Elon Musk's SpaceX has plans to launch as many as 12,000 satellites as part of its Starlink constellation. Each Starlink satellite weighs about 500 pounds (227 kilograms) and is about the size of an office desk. They will deploy into orbit about 273 miles (440 kilometers) up. After the first successful launch, the Federal Communications Commission (FCC) approved Starlink’s formal request to offer broadband service. That service will take a few years to get enough satellites in place for a viable network. Starlink’s ultimate goal is to launch 4,425 satellites by 2024, but it will likely start offering service before then.
Amazon plans to launch a constellation of 3,236 satellites into low Earth orbit in order to provide internet to “unserved and underserved communities around the world.” Amazon confirmed that Kuiper Systems is one of its projects.
Telesat successfully launched a test LEO satellite in January 2018. Telesat announced during July 2019 that it had partnered with the Government of Canada in a mission to provide affordable high-speed Internet connectivity across rural and remote areas of Canada through the development of Telesat's LEO Satellite Constellation. Blue Origin will launch the next Telesat LEO satellites using its New Glenn rocket, which is currently under construction.
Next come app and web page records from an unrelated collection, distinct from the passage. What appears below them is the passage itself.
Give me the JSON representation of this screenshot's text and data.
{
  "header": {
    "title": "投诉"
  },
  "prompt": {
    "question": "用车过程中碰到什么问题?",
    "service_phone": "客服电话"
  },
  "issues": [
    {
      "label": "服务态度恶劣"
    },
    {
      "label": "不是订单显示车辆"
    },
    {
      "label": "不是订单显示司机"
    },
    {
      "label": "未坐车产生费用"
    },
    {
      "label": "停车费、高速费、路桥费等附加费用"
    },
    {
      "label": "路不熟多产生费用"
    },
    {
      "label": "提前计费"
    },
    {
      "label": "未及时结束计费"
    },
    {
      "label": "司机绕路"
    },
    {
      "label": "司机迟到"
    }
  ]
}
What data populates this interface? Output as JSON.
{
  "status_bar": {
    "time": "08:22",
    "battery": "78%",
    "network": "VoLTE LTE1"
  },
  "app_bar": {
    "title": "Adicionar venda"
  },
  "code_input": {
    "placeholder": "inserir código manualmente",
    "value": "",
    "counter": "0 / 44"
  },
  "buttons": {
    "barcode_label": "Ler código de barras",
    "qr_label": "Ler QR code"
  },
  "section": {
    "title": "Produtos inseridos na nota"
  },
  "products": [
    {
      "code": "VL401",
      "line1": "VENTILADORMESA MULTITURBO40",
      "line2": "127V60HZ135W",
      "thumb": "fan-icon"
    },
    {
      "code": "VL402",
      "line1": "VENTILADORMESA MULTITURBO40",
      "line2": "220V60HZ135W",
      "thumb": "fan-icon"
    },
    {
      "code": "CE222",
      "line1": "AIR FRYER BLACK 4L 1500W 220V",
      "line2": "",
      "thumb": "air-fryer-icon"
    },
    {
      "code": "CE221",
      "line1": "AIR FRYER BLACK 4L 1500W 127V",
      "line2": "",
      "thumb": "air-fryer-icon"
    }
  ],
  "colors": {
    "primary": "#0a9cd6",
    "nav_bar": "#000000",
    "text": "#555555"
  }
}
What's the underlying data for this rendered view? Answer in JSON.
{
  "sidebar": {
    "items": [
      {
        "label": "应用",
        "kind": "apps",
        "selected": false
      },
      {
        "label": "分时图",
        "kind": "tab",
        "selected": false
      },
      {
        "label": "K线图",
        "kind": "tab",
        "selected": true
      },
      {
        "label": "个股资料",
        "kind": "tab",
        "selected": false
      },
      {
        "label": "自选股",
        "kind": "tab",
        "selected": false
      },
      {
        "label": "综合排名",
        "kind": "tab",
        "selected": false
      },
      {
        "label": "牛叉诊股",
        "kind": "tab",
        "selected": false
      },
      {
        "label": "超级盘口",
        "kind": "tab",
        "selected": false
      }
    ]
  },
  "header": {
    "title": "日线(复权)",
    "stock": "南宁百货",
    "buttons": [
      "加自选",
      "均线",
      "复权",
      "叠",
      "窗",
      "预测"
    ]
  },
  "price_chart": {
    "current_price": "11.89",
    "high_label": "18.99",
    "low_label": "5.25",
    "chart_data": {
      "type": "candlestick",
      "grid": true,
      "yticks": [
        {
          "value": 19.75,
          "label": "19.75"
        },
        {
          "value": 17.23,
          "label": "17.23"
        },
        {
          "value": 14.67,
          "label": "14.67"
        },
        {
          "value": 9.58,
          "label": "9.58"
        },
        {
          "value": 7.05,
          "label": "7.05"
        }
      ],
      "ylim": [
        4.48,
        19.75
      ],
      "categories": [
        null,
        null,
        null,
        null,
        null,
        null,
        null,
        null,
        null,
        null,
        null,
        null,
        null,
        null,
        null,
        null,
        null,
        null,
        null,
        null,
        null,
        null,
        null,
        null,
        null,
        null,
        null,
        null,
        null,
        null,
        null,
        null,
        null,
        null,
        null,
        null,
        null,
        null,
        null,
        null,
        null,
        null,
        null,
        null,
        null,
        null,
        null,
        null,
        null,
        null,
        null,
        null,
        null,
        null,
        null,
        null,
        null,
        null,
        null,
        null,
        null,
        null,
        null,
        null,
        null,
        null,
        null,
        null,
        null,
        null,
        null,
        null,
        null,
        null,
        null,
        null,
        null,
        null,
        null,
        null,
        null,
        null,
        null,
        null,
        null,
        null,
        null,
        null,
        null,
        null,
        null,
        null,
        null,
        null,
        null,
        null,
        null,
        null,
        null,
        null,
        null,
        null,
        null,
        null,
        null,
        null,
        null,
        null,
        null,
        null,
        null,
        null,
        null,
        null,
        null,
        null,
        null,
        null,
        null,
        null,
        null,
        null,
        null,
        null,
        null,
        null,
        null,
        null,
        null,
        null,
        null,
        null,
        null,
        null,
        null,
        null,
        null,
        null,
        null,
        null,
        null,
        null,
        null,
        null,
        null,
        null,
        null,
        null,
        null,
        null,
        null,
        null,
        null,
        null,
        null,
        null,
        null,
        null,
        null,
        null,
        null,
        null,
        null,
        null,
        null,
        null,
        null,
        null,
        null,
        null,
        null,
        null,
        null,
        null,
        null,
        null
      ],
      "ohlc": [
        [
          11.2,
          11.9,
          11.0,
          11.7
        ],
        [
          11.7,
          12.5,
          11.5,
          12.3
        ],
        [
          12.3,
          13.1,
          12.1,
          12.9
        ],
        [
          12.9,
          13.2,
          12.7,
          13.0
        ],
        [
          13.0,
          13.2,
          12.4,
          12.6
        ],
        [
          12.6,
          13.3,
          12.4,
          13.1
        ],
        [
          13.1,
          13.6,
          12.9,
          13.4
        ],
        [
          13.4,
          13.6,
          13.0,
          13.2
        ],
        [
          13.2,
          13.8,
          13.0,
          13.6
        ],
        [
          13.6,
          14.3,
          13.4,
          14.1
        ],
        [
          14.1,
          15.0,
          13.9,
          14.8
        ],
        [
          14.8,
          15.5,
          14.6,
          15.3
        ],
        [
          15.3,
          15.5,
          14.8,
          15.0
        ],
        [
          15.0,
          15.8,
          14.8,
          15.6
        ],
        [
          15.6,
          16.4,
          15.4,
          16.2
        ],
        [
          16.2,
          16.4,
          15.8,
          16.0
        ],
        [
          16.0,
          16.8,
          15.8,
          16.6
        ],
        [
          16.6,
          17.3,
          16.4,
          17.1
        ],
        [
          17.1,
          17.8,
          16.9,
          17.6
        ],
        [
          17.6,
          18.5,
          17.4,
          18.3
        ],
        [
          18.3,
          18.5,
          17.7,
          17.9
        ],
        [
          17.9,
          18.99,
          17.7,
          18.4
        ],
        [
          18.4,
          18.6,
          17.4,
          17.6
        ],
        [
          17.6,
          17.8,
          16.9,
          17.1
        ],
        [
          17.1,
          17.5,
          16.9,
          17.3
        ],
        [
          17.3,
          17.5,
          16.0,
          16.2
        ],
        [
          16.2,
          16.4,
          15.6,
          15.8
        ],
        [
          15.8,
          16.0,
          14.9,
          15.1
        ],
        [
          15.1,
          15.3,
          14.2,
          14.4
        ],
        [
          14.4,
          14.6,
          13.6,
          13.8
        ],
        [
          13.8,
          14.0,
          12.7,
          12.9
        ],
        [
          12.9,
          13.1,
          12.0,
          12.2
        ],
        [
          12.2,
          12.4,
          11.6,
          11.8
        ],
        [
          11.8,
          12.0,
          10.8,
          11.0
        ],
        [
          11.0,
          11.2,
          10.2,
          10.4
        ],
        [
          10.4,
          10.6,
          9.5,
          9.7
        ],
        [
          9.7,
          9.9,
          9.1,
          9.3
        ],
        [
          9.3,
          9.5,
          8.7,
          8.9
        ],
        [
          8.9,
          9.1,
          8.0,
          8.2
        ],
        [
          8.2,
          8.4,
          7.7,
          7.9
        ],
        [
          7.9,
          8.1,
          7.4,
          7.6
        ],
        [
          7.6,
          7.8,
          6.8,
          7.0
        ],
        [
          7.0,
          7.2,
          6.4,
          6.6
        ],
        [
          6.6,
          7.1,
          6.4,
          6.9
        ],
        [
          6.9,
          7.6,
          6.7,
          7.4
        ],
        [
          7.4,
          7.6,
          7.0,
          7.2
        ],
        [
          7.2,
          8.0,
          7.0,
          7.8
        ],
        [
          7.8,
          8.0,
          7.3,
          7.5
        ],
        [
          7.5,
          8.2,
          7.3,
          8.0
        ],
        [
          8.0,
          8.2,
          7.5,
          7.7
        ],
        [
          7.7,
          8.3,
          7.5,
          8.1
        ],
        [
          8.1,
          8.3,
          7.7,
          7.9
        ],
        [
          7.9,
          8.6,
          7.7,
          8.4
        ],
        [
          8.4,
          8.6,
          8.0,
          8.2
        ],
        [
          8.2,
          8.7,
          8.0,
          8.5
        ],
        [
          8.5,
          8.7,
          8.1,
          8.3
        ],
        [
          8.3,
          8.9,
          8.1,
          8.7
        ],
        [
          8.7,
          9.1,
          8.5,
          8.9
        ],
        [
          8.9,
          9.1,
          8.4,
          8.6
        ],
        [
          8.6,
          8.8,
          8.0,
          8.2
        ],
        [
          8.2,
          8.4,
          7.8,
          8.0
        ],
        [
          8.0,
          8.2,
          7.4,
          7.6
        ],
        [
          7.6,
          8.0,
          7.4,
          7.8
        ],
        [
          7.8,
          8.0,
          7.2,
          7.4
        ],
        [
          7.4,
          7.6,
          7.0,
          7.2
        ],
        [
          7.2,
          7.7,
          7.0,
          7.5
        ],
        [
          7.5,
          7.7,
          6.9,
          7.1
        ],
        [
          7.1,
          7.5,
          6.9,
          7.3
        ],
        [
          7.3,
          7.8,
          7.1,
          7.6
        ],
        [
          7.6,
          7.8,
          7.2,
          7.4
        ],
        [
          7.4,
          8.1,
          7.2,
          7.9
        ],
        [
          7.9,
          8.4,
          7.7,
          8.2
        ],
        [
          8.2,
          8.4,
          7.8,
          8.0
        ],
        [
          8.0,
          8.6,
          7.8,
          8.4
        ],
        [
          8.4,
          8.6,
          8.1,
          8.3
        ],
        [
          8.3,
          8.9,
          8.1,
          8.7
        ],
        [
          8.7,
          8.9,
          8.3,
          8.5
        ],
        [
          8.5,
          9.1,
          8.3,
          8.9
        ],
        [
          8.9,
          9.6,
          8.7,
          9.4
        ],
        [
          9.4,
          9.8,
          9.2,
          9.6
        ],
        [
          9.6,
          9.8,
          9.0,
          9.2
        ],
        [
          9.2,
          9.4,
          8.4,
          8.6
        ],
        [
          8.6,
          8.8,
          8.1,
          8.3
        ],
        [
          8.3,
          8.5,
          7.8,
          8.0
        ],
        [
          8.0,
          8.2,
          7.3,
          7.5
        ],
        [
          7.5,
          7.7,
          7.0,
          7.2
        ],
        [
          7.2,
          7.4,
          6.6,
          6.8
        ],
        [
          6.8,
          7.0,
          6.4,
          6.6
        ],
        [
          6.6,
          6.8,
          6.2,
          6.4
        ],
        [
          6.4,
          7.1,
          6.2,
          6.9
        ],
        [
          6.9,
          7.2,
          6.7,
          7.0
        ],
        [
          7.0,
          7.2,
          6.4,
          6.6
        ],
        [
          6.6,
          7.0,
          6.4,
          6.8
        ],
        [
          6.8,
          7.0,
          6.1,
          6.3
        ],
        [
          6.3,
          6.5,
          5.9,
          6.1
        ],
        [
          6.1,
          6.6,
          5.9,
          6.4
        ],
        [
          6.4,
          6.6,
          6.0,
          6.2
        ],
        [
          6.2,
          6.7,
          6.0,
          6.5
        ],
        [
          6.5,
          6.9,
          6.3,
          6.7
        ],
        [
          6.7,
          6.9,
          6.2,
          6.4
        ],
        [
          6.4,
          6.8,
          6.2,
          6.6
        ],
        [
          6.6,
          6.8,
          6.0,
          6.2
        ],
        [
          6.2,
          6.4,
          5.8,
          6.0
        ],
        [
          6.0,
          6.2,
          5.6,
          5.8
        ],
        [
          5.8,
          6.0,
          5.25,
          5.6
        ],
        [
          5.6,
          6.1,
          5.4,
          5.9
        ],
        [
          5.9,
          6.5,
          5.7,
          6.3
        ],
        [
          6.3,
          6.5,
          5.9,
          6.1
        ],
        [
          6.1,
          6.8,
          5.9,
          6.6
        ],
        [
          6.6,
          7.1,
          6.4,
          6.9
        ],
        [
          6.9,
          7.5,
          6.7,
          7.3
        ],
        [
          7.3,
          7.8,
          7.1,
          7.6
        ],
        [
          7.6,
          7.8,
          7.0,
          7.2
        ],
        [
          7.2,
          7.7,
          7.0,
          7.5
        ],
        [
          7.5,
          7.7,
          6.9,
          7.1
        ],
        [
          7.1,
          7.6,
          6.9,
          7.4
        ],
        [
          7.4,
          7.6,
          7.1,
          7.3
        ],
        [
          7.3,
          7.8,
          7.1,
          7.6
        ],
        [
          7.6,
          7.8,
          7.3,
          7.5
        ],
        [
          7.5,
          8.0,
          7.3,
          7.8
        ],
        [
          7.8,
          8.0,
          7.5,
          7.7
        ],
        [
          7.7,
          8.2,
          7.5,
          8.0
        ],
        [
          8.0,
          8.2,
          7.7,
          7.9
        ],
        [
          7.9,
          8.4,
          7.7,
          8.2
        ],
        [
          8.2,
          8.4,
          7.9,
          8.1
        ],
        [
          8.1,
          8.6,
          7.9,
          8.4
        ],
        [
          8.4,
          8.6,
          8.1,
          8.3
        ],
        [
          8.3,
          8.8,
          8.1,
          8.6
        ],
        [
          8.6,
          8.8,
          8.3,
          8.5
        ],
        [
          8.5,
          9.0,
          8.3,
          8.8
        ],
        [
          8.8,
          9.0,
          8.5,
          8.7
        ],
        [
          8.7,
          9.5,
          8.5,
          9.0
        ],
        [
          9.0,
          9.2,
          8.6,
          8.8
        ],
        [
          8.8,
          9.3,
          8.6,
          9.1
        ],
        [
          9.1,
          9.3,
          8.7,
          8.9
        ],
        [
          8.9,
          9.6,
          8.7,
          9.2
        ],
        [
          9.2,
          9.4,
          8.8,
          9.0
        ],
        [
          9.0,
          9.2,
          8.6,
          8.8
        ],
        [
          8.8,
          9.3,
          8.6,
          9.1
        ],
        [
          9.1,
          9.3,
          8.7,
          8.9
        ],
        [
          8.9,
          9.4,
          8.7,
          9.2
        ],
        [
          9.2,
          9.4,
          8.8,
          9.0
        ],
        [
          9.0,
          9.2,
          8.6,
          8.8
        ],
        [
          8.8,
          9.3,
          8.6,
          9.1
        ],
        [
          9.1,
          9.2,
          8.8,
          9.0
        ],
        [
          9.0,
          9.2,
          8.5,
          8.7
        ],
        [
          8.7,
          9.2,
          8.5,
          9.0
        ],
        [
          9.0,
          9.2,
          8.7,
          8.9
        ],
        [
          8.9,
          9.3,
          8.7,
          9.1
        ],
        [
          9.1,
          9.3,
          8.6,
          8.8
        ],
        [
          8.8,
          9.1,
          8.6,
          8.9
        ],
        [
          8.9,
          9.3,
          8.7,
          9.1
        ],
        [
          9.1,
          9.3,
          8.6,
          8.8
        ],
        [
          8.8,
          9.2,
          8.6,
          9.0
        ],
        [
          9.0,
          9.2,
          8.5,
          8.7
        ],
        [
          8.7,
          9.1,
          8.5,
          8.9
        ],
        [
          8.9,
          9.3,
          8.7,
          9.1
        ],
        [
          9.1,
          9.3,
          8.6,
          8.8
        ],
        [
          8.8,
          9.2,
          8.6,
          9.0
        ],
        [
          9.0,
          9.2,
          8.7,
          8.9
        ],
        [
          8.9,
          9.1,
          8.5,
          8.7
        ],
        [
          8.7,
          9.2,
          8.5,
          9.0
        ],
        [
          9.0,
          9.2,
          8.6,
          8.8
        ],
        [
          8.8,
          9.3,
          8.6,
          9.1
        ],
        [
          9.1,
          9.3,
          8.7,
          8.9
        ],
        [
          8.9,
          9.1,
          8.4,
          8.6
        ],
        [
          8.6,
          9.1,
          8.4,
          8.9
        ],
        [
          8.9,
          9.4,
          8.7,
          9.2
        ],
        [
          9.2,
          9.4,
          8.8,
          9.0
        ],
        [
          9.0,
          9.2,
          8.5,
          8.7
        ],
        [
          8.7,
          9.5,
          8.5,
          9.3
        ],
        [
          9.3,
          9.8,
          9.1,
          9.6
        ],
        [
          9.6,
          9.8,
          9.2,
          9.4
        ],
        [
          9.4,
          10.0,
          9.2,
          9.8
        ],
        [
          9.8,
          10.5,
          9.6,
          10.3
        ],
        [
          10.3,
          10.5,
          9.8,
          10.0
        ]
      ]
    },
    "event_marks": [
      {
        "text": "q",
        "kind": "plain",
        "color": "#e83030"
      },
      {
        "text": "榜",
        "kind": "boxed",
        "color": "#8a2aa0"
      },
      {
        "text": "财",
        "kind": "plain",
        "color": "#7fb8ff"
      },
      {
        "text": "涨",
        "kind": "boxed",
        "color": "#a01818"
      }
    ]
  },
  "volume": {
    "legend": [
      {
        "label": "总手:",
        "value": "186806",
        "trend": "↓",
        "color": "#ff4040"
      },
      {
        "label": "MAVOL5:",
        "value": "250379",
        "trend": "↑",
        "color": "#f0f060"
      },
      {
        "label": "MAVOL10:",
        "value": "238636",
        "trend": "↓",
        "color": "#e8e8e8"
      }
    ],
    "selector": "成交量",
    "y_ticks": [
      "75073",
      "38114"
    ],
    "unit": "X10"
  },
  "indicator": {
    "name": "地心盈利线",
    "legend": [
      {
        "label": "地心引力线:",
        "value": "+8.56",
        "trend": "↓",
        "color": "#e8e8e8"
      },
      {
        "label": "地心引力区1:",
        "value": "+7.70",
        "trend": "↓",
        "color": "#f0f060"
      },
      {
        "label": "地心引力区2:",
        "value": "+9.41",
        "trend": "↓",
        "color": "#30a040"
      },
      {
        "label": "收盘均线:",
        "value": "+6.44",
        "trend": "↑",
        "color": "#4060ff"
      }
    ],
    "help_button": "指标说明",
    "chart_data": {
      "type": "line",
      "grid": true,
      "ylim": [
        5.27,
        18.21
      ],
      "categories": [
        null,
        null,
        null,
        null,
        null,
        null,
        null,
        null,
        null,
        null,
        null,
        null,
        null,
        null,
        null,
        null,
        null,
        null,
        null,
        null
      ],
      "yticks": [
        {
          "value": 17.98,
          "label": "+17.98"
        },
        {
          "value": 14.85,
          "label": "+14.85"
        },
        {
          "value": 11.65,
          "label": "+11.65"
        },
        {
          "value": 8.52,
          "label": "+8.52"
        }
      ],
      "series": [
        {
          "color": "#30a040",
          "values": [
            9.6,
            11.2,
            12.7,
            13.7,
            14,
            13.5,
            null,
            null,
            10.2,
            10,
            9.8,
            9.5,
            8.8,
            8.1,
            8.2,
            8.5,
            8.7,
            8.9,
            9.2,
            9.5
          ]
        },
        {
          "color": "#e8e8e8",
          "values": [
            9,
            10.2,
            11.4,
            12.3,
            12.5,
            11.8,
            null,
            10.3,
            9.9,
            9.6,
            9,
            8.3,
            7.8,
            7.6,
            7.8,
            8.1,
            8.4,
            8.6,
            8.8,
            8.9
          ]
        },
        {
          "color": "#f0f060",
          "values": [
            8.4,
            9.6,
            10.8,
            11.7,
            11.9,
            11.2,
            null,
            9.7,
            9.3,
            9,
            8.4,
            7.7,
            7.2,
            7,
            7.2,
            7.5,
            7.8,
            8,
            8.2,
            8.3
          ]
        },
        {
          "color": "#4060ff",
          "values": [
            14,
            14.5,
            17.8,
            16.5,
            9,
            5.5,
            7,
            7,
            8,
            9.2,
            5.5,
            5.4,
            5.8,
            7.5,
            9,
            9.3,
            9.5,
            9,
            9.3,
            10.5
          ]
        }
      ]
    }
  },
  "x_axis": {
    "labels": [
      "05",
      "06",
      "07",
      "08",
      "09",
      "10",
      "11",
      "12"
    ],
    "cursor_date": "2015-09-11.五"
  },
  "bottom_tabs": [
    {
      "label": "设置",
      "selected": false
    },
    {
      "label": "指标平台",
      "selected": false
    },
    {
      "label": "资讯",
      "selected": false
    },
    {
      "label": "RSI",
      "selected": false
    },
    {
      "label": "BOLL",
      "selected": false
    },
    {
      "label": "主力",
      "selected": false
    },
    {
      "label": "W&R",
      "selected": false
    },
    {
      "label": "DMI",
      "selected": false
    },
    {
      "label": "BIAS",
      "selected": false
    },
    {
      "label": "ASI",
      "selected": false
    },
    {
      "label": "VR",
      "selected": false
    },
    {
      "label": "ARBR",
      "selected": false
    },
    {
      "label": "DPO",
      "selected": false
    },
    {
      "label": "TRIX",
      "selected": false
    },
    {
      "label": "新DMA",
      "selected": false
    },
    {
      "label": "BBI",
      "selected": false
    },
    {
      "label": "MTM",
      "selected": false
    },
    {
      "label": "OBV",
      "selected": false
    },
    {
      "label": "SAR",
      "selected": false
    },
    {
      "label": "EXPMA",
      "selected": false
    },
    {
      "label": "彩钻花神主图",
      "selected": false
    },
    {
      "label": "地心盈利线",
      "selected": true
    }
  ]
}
Telesat plans to launch 120 LEO satellites by 2021, all with Blue Origin.
OneWeb has an initial 600-satellite constellation currently being built out to provide global satellite Internet broadband services beginning in 2021. The first six satellites of the constellation were launched in February 2019 and plans to launch 900 LEO satellites by the end of 2019 using Virgin Orbit and Blue Origin. OneWeb is considering nearly quadrupling the size of the satellite constellation over time by adding 1,972 additional satellites.
Jeff Bezos’s rocket company, Blue Origin, is not building a satellite network, but is building reusable spacecrafts to launch satellites for a variety of companies. Telesat, the largest satellite internet provider in Canada, is one such company.
Loon, started by Google and now run by parent company Alphabet, is slightly different from the other companies. It is not building a satellite constellation, but it is using similar concepts. Instead of an orbiting network in space, Loon uses weather balloons to float transmitters high in the atmosphere, essentially creating a floating network in the sky.
Facebook, filed a request with the federal government to fly a single experimental satellite in low orbit. It has not committed to deploy a full-fledged network or revealed much about its strategy. Other smaller companies with smaller wallets have also begun to join the race.

All will also require a network of Earth stations for the satellites to communicate with. There is much competition, many dollars to spend, and much work to do before we see the results in our living rooms.